Love foreign accents? Yes, let's work our way through an atlas of multicultural boyfriends. Weekend get aways? That's what couples are supposed to do. Expect your boyfriend to conform to your extreme house-cleaning standards? Tick.
Children learn by imitating adults. They copy what they see you do, not what you tell them to do. Seeing your three-year-old stomp around in your high heels is cute. Experiencing your 18-year-old drive the same way you do is terrifying (and I really, really wish I had never ever used a mobile phone while driving with them).
I was once lamenting to a friend how my then-young kids hadn't inherited my love of reading for pleasure. She asked if they ever saw me do it. "Ah... no, I read when they are in bed and they usually see me on my laptop, working." A light-bulb moment for sure.
I now know that kids behaviour modelling is so strong that every time I see a parent cross a road with a child when there's a pedestrian crossing nearby I feel like rushing up to them and saying: "Don't do it -- they will copy you when you are not around and be killed." Clearly, acting like a crazy person is not good role modelling either, so I restrain myself.
So, what would I change about my behaviour if I had the chance to start over?
- Not try to be the super-Mum that no man can ever compete with. It sets the example for both girls and boys that Mum is the almighty and Dad has a bit part.
- Be more demonstratively affectionate with my partner. It shows that the adult relationship is important.
- For the same reason, I would say "I love you" to my partner, frequently, in front of the kids.
- Occasionally prioritise the romantic relationship over the kids.

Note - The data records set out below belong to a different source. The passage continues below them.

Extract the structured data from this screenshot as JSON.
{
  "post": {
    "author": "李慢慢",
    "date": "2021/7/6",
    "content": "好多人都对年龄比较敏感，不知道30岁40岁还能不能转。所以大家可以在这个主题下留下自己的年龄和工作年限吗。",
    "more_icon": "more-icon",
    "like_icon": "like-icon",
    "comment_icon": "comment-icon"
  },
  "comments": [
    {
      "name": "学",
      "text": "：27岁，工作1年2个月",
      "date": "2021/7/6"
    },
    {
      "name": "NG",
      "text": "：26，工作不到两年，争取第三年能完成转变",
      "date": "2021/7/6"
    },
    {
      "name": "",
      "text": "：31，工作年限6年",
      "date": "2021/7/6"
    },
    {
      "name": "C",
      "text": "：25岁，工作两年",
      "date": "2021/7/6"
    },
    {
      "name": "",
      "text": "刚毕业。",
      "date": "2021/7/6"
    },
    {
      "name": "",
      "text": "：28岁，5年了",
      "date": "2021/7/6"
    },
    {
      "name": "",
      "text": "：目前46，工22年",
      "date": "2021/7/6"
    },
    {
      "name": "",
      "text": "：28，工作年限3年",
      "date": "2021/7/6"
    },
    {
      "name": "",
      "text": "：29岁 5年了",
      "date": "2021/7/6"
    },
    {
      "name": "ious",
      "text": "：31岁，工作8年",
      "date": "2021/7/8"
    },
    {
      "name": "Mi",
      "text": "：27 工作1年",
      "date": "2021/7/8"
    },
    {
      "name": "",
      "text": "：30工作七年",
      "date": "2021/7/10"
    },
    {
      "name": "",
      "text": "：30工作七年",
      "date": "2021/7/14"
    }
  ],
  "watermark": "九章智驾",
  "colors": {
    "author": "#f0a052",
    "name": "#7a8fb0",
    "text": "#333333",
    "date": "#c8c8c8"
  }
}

This is harder when the kids are very young, but it's important to carve out regular time to spend together as a couple, not just be parents. The scene from "Meet the Fockers" where Barbra Streisand and Dustin Hoffman put a cowboy hat on their bedroom doorknob to indicate that they are not to be interrupted is a great example of training children that Mum and Dad need time alone together. Another friend trained their kids not to interrupt their parents for the first 30 minutes after getting home from work. The parents enjoy a drink together and debrief about the day before tackling the dinner-bath-bed routine.
- Give compliments and express gratitude to my partner. My kids cringe when I do it in my current relationship, but I know they are soaking it in. The compliments would reinforce the traits in my partner that I valued, such as thoughtfulness and honesty, and hopefully my children would seek out those same traits in their future partners.
- Say sorry often and admit when I am wrong. Too often I demonstrated "Mrs Right" behaviour instead of demonstrating understanding and compromise.
- Express my feelings, even when I know it may cause conflict.
- Demonstrate how to deal with conflict the right way, instead of avoiding it (see above).
- Regularly work on my relationship by attending counselling, reading relationship advice books and generally seeking opportunities to improve my knowledge about how to sustain a long-term relationship.
- Be mindful of my behaviour and how powerful being a role model is. None of us are perfect, but if you are modelling good behaviour most of the time it's a huge investment in your kids' future lives.
While I can't go back in time and be a better role model for my girls, I do have the opportunity to use what I've learnt to be a good role model for my partner's four children, the youngest being only 10. Let's see what they what they observe and model.